Task to complete:
Each line that contains "Connection" needs to be copied from the listing.

Provided records:
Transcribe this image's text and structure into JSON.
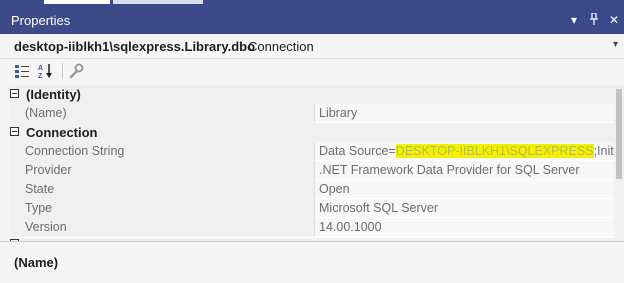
{
  "window": {
    "title": "Properties"
  },
  "object_selector": {
    "name": "desktop-iiblkh1\\sqlexpress.Library.dbo",
    "type": "Connection"
  },
  "toolbar": {
    "icons": [
      "categorized-icon",
      "alphabetical-icon",
      "property-pages-icon"
    ]
  },
  "grid": {
    "categories": [
      {
        "label": "(Identity)",
        "properties": [
          {
            "name": "(Name)",
            "value": "Library"
          }
        ]
      },
      {
        "label": "Connection",
        "properties": [
          {
            "name": "Connection String",
            "value_prefix": "Data Source=",
            "value_highlighted": "DESKTOP-IIBLKH1\\SQLEXPRESS",
            "value_suffix": ";Initial Ca"
          },
          {
            "name": "Provider",
            "value": ".NET Framework Data Provider for SQL Server"
          },
          {
            "name": "State",
            "value": "Open"
          },
          {
            "name": "Type",
            "value": "Microsoft SQL Server"
          },
          {
            "name": "Version",
            "value": "14.00.1000"
          }
        ]
      }
    ]
  },
  "description": {
    "title": "(Name)"
  },
  "colors": {
    "titlebar": "#3c4a8a",
    "highlight": "#f2f200"
  }
}
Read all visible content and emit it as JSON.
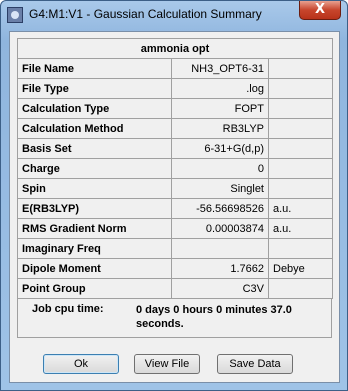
{
  "window": {
    "title": "G4:M1:V1 - Gaussian Calculation Summary",
    "close_glyph": "X",
    "icon": "gaussview-app-icon"
  },
  "summary": {
    "header": "ammonia opt",
    "rows": [
      {
        "label": "File Name",
        "value": "NH3_OPT6-31",
        "unit": ""
      },
      {
        "label": "File Type",
        "value": ".log",
        "unit": ""
      },
      {
        "label": "Calculation Type",
        "value": "FOPT",
        "unit": ""
      },
      {
        "label": "Calculation Method",
        "value": "RB3LYP",
        "unit": ""
      },
      {
        "label": "Basis Set",
        "value": "6-31+G(d,p)",
        "unit": ""
      },
      {
        "label": "Charge",
        "value": "0",
        "unit": ""
      },
      {
        "label": "Spin",
        "value": "Singlet",
        "unit": ""
      },
      {
        "label": "E(RB3LYP)",
        "value": "-56.56698526",
        "unit": "a.u."
      },
      {
        "label": "RMS Gradient Norm",
        "value": "0.00003874",
        "unit": "a.u."
      },
      {
        "label": "Imaginary Freq",
        "value": "",
        "unit": ""
      },
      {
        "label": "Dipole Moment",
        "value": "1.7662",
        "unit": "Debye"
      },
      {
        "label": "Point Group",
        "value": "C3V",
        "unit": ""
      }
    ],
    "cpu_label": "Job cpu time:",
    "cpu_value": "0 days  0 hours  0 minutes 37.0 seconds."
  },
  "buttons": {
    "ok": "Ok",
    "view_file": "View File",
    "save_data": "Save Data"
  }
}
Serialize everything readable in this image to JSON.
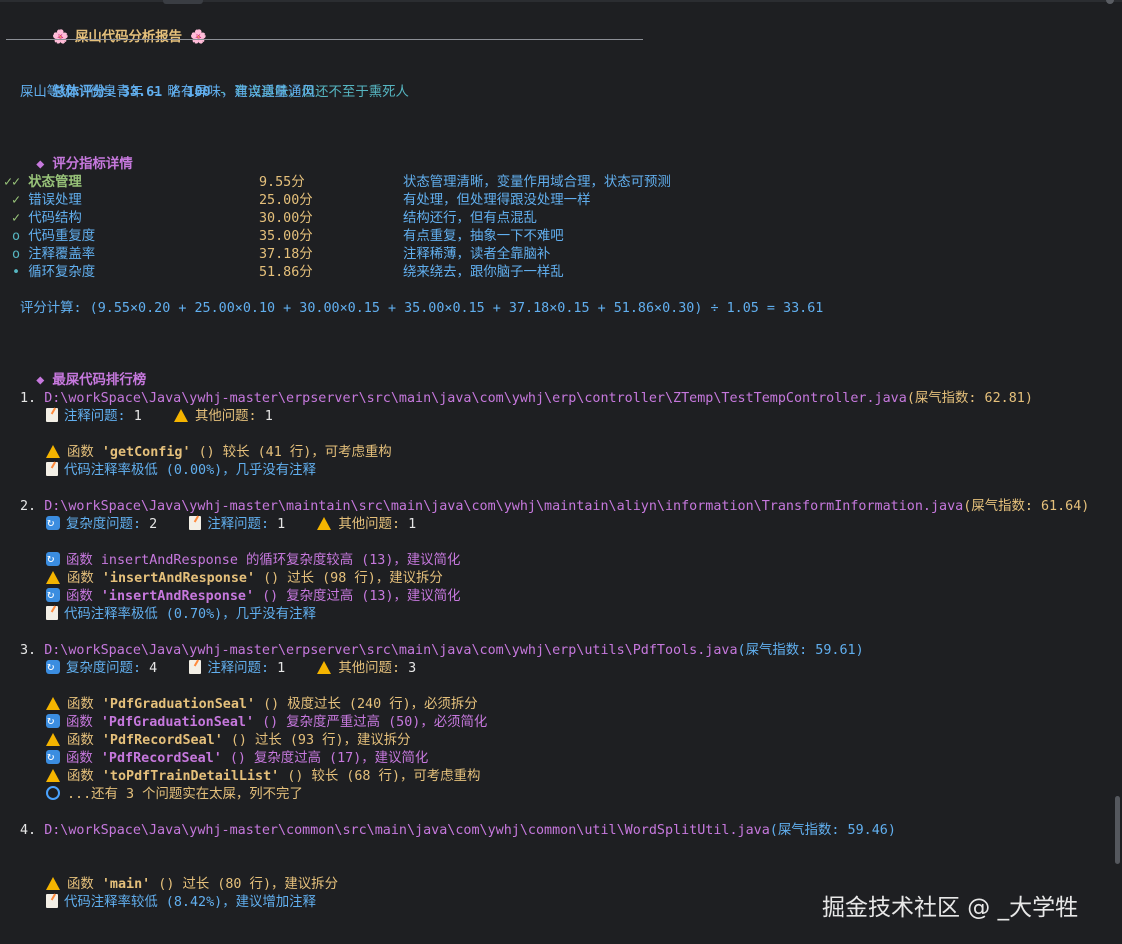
{
  "header": {
    "flower_left": "🌸",
    "title": "屎山代码分析报告",
    "flower_right": "🌸"
  },
  "summary": {
    "score_label": "总体评分: 33.61 / 100",
    "score_comment": " - 有点臭味，但还不至于熏死人",
    "level_line": "屎山等级: 微臭青年 - 略有异味，建议适量通风"
  },
  "metrics_section": {
    "bullet": "◆",
    "title": "评分指标详情",
    "rows": [
      {
        "mark": "✓✓",
        "name": "状态管理",
        "score": "9.55分",
        "desc": "状态管理清晰，变量作用域合理，状态可预测"
      },
      {
        "mark": " ✓",
        "name": "错误处理",
        "score": "25.00分",
        "desc": "有处理，但处理得跟没处理一样"
      },
      {
        "mark": " ✓",
        "name": "代码结构",
        "score": "30.00分",
        "desc": "结构还行，但有点混乱"
      },
      {
        "mark": " o",
        "name": "代码重复度",
        "score": "35.00分",
        "desc": "有点重复，抽象一下不难吧"
      },
      {
        "mark": " o",
        "name": "注释覆盖率",
        "score": "37.18分",
        "desc": "注释稀薄，读者全靠脑补"
      },
      {
        "mark": " •",
        "name": "循环复杂度",
        "score": "51.86分",
        "desc": "绕来绕去，跟你脑子一样乱"
      }
    ],
    "formula": "评分计算: (9.55×0.20 + 25.00×0.10 + 30.00×0.15 + 35.00×0.15 + 37.18×0.15 + 51.86×0.30) ÷ 1.05 = 33.61"
  },
  "ranking_section": {
    "bullet": "◆",
    "title": "最屎代码排行榜",
    "files": [
      {
        "num": "1.",
        "path": "D:\\workSpace\\Java\\ywhj-master\\erpserver\\src\\main\\java\\com\\ywhj\\erp\\controller\\ZTemp\\TestTempController.java",
        "index": "(屎气指数: 62.81)",
        "counts": [
          {
            "icon": "memo",
            "label": "注释问题: ",
            "value": "1"
          },
          {
            "icon": "warn",
            "label": "其他问题: ",
            "value": "1"
          }
        ],
        "issues": [
          {
            "icon": "warn",
            "prefix": "函数 ",
            "func": "'getConfig'",
            "text": " () 较长 (41 行)，可考虑重构"
          },
          {
            "icon": "memo",
            "prefix": "代码注释率极低 (0.00%)，几乎没有注释",
            "func": "",
            "text": ""
          }
        ]
      },
      {
        "num": "2.",
        "path": "D:\\workSpace\\Java\\ywhj-master\\maintain\\src\\main\\java\\com\\ywhj\\maintain\\aliyn\\information\\TransformInformation.java",
        "index": "(屎气指数: 61.64)",
        "counts": [
          {
            "icon": "cycle",
            "label": "复杂度问题: ",
            "value": "2"
          },
          {
            "icon": "memo",
            "label": "注释问题: ",
            "value": "1"
          },
          {
            "icon": "warn",
            "label": "其他问题: ",
            "value": "1"
          }
        ],
        "issues": [
          {
            "icon": "cycle",
            "prefix": "函数 insertAndResponse 的循环复杂度较高 (13)，建议简化",
            "func": "",
            "text": ""
          },
          {
            "icon": "warn",
            "prefix": "函数 ",
            "func": "'insertAndResponse'",
            "text": " () 过长 (98 行)，建议拆分"
          },
          {
            "icon": "cycle",
            "prefix": "函数 ",
            "func": "'insertAndResponse'",
            "text": " () 复杂度过高 (13)，建议简化"
          },
          {
            "icon": "memo",
            "prefix": "代码注释率极低 (0.70%)，几乎没有注释",
            "func": "",
            "text": ""
          }
        ]
      },
      {
        "num": "3.",
        "path": "D:\\workSpace\\Java\\ywhj-master\\erpserver\\src\\main\\java\\com\\ywhj\\erp\\utils\\PdfTools.java",
        "index": "(屎气指数: 59.61)",
        "counts": [
          {
            "icon": "cycle",
            "label": "复杂度问题: ",
            "value": "4"
          },
          {
            "icon": "memo",
            "label": "注释问题: ",
            "value": "1"
          },
          {
            "icon": "warn",
            "label": "其他问题: ",
            "value": "3"
          }
        ],
        "issues": [
          {
            "icon": "warn",
            "prefix": "函数 ",
            "func": "'PdfGraduationSeal'",
            "text": " () 极度过长 (240 行)，必须拆分"
          },
          {
            "icon": "cycle",
            "prefix": "函数 ",
            "func": "'PdfGraduationSeal'",
            "text": " () 复杂度严重过高 (50)，必须简化"
          },
          {
            "icon": "warn",
            "prefix": "函数 ",
            "func": "'PdfRecordSeal'",
            "text": " () 过长 (93 行)，建议拆分"
          },
          {
            "icon": "cycle",
            "prefix": "函数 ",
            "func": "'PdfRecordSeal'",
            "text": " () 复杂度过高 (17)，建议简化"
          },
          {
            "icon": "warn",
            "prefix": "函数 ",
            "func": "'toPdfTrainDetailList'",
            "text": " () 较长 (68 行)，可考虑重构"
          },
          {
            "icon": "search",
            "prefix": "...还有 3 个问题实在太屎，列不完了",
            "func": "",
            "text": ""
          }
        ]
      },
      {
        "num": "4.",
        "path": "D:\\workSpace\\Java\\ywhj-master\\common\\src\\main\\java\\com\\ywhj\\common\\util\\WordSplitUtil.java",
        "index": "(屎气指数: 59.46)",
        "counts": [],
        "issues": [
          {
            "icon": "warn",
            "prefix": "函数 ",
            "func": "'main'",
            "text": " () 过长 (80 行)，建议拆分"
          },
          {
            "icon": "memo",
            "prefix": "代码注释率较低 (8.42%)，建议增加注释",
            "func": "",
            "text": ""
          }
        ]
      }
    ]
  },
  "watermark": "掘金技术社区 @ _大学牲",
  "colors": {
    "background": "#1e1f22",
    "title_yellow": "#e5c07b",
    "path_magenta": "#c678dd",
    "text_blue": "#61afef",
    "text_cyan": "#56b6c2",
    "warn_orange": "#f5b400"
  }
}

Response:
    "type": "Connection"
        "label": "Connection",
            "name": "Connection String",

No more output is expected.